> [Task description]:
Once you have read the listing, write it all out exactly.

"""

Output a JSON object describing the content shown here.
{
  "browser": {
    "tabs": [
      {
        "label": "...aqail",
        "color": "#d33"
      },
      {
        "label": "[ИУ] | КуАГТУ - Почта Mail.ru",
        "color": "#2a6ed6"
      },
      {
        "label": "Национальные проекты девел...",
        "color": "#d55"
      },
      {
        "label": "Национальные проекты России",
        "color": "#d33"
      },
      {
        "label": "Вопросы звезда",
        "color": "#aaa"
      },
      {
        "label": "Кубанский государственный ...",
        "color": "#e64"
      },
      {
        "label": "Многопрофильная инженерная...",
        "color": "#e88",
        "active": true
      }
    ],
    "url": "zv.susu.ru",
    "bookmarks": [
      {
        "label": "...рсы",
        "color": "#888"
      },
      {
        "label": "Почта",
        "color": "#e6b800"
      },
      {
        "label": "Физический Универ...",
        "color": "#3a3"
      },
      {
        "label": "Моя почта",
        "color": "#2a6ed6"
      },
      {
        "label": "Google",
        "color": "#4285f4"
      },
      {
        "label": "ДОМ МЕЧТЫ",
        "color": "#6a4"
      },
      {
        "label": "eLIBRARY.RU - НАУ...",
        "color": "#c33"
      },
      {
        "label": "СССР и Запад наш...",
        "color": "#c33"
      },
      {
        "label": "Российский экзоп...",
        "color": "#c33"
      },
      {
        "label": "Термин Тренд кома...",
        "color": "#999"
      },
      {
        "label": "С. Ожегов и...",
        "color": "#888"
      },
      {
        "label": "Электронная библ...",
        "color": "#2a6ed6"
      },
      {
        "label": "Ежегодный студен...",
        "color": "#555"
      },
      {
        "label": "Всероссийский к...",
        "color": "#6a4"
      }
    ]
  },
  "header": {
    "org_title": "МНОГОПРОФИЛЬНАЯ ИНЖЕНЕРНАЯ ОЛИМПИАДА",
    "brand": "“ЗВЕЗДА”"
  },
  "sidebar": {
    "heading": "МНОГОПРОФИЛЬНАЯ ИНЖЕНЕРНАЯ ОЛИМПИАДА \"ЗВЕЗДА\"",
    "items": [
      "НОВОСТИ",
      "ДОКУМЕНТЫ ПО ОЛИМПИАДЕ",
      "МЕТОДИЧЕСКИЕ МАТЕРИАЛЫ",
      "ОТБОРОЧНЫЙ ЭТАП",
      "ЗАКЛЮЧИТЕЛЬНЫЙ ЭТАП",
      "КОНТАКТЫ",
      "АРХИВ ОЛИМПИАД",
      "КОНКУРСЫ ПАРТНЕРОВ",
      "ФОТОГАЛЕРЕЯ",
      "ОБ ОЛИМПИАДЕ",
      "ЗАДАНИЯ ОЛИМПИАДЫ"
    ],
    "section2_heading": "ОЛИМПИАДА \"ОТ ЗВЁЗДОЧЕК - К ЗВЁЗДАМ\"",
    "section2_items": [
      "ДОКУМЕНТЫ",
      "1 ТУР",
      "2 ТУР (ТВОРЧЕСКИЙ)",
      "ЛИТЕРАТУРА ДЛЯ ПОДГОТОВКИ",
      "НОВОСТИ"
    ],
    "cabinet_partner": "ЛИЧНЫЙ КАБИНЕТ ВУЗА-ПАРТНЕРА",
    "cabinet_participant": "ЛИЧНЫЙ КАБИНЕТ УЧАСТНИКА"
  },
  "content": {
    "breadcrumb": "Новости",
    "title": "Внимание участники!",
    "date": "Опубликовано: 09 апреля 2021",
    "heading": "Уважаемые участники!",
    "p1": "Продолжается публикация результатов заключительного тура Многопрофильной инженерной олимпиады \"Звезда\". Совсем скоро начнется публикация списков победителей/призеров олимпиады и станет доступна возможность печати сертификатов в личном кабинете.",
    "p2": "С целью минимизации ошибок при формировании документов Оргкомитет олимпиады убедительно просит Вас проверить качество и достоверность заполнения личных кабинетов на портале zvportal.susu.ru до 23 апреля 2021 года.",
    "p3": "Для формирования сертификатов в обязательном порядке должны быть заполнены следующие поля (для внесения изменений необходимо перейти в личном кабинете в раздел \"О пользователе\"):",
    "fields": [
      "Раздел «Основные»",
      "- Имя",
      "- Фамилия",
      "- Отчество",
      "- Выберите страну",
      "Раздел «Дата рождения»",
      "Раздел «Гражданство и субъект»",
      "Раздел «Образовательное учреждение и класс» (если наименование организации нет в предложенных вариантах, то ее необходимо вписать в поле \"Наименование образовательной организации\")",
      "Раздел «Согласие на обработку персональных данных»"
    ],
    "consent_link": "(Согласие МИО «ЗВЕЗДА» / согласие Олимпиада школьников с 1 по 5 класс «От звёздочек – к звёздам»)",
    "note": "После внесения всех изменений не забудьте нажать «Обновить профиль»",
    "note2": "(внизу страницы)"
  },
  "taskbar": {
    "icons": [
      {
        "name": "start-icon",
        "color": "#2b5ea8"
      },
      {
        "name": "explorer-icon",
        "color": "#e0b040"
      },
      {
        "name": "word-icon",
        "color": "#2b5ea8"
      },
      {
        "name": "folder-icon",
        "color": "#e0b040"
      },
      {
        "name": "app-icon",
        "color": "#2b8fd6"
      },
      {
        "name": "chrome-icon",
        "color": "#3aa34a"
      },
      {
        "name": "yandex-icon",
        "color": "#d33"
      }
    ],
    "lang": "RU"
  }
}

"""

> [Result of this task]:
Output a JSON object describing the content shown here.
{
  "browser": {
    "tabs": [
      {
        "label": "...aqail",
        "color": "#d33"
      },
      {
        "label": "[ИУ] | КуАГТУ - Почта Mail.ru",
        "color": "#2a6ed6"
      },
      {
        "label": "Национальные проекты девел...",
        "color": "#d55"
      },
      {
        "label": "Национальные проекты России",
        "color": "#d33"
      },
      {
        "label": "Вопросы звезда",
        "color": "#aaa"
      },
      {
        "label": "Кубанский государственный ...",
        "color": "#e64"
      },
      {
        "label": "Многопрофильная инженерная...",
        "color": "#e88",
        "active": true
      }
    ],
    "url": "zv.susu.ru",
    "bookmarks": [
      {
        "label": "...рсы",
        "color": "#888"
      },
      {
        "label": "Почта",
        "color": "#e6b800"
      },
      {
        "label": "Физический Универ...",
        "color": "#3a3"
      },
      {
        "label": "Моя почта",
        "color": "#2a6ed6"
      },
      {
        "label": "Google",
        "color": "#4285f4"
      },
      {
        "label": "ДОМ МЕЧТЫ",
        "color": "#6a4"
      },
      {
        "label": "eLIBRARY.RU - НАУ...",
        "color": "#c33"
      },
      {
        "label": "СССР и Запад наш...",
        "color": "#c33"
      },
      {
        "label": "Российский экзоп...",
        "color": "#c33"
      },
      {
        "label": "Термин Тренд кома...",
        "color": "#999"
      },
      {
        "label": "С. Ожегов и...",
        "color": "#888"
      },
      {
        "label": "Электронная библ...",
        "color": "#2a6ed6"
      },
      {
        "label": "Ежегодный студен...",
        "color": "#555"
      },
      {
        "label": "Всероссийский к...",
        "color": "#6a4"
      }
    ]
  },
  "header": {
    "org_title": "МНОГОПРОФИЛЬНАЯ ИНЖЕНЕРНАЯ ОЛИМПИАДА",
    "brand": "“ЗВЕЗДА”"
  },
  "sidebar": {
    "heading": "МНОГОПРОФИЛЬНАЯ ИНЖЕНЕРНАЯ ОЛИМПИАДА \"ЗВЕЗДА\"",
    "items": [
      "НОВОСТИ",
      "ДОКУМЕНТЫ ПО ОЛИМПИАДЕ",
      "МЕТОДИЧЕСКИЕ МАТЕРИАЛЫ",
      "ОТБОРОЧНЫЙ ЭТАП",
      "ЗАКЛЮЧИТЕЛЬНЫЙ ЭТАП",
      "КОНТАКТЫ",
      "АРХИВ ОЛИМПИАД",
      "КОНКУРСЫ ПАРТНЕРОВ",
      "ФОТОГАЛЕРЕЯ",
      "ОБ ОЛИМПИАДЕ",
      "ЗАДАНИЯ ОЛИМПИАДЫ"
    ],
    "section2_heading": "ОЛИМПИАДА \"ОТ ЗВЁЗДОЧЕК - К ЗВЁЗДАМ\"",
    "section2_items": [
      "ДОКУМЕНТЫ",
      "1 ТУР",
      "2 ТУР (ТВОРЧЕСКИЙ)",
      "ЛИТЕРАТУРА ДЛЯ ПОДГОТОВКИ",
      "НОВОСТИ"
    ],
    "cabinet_partner": "ЛИЧНЫЙ КАБИНЕТ ВУЗА-ПАРТНЕРА",
    "cabinet_participant": "ЛИЧНЫЙ КАБИНЕТ УЧАСТНИКА"
  },
  "content": {
    "breadcrumb": "Новости",
    "title": "Внимание участники!",
    "date": "Опубликовано: 09 апреля 2021",
    "heading": "Уважаемые участники!",
    "p1": "Продолжается публикация результатов заключительного тура Многопрофильной инженерной олимпиады \"Звезда\". Совсем скоро начнется публикация списков победителей/призеров олимпиады и станет доступна возможность печати сертификатов в личном кабинете.",
    "p2": "С целью минимизации ошибок при формировании документов Оргкомитет олимпиады убедительно просит Вас проверить качество и достоверность заполнения личных кабинетов на портале zvportal.susu.ru до 23 апреля 2021 года.",
    "p3": "Для формирования сертификатов в обязательном порядке должны быть заполнены следующие поля (для внесения изменений необходимо перейти в личном кабинете в раздел \"О пользователе\"):",
    "fields": [
      "Раздел «Основные»",
      "- Имя",
      "- Фамилия",
      "- Отчество",
      "- Выберите страну",
      "Раздел «Дата рождения»",
      "Раздел «Гражданство и субъект»",
      "Раздел «Образовательное учреждение и класс» (если наименование организации нет в предложенных вариантах, то ее необходимо вписать в поле \"Наименование образовательной организации\")",
      "Раздел «Согласие на обработку персональных данных»"
    ],
    "consent_link": "(Согласие МИО «ЗВЕЗДА» / согласие Олимпиада школьников с 1 по 5 класс «От звёздочек – к звёздам»)",
    "note": "После внесения всех изменений не забудьте нажать «Обновить профиль»",
    "note2": "(внизу страницы)"
  },
  "taskbar": {
    "icons": [
      {
        "name": "start-icon",
        "color": "#2b5ea8"
      },
      {
        "name": "explorer-icon",
        "color": "#e0b040"
      },
      {
        "name": "word-icon",
        "color": "#2b5ea8"
      },
      {
        "name": "folder-icon",
        "color": "#e0b040"
      },
      {
        "name": "app-icon",
        "color": "#2b8fd6"
      },
      {
        "name": "chrome-icon",
        "color": "#3aa34a"
      },
      {
        "name": "yandex-icon",
        "color": "#d33"
      }
    ],
    "lang": "RU"
  }
}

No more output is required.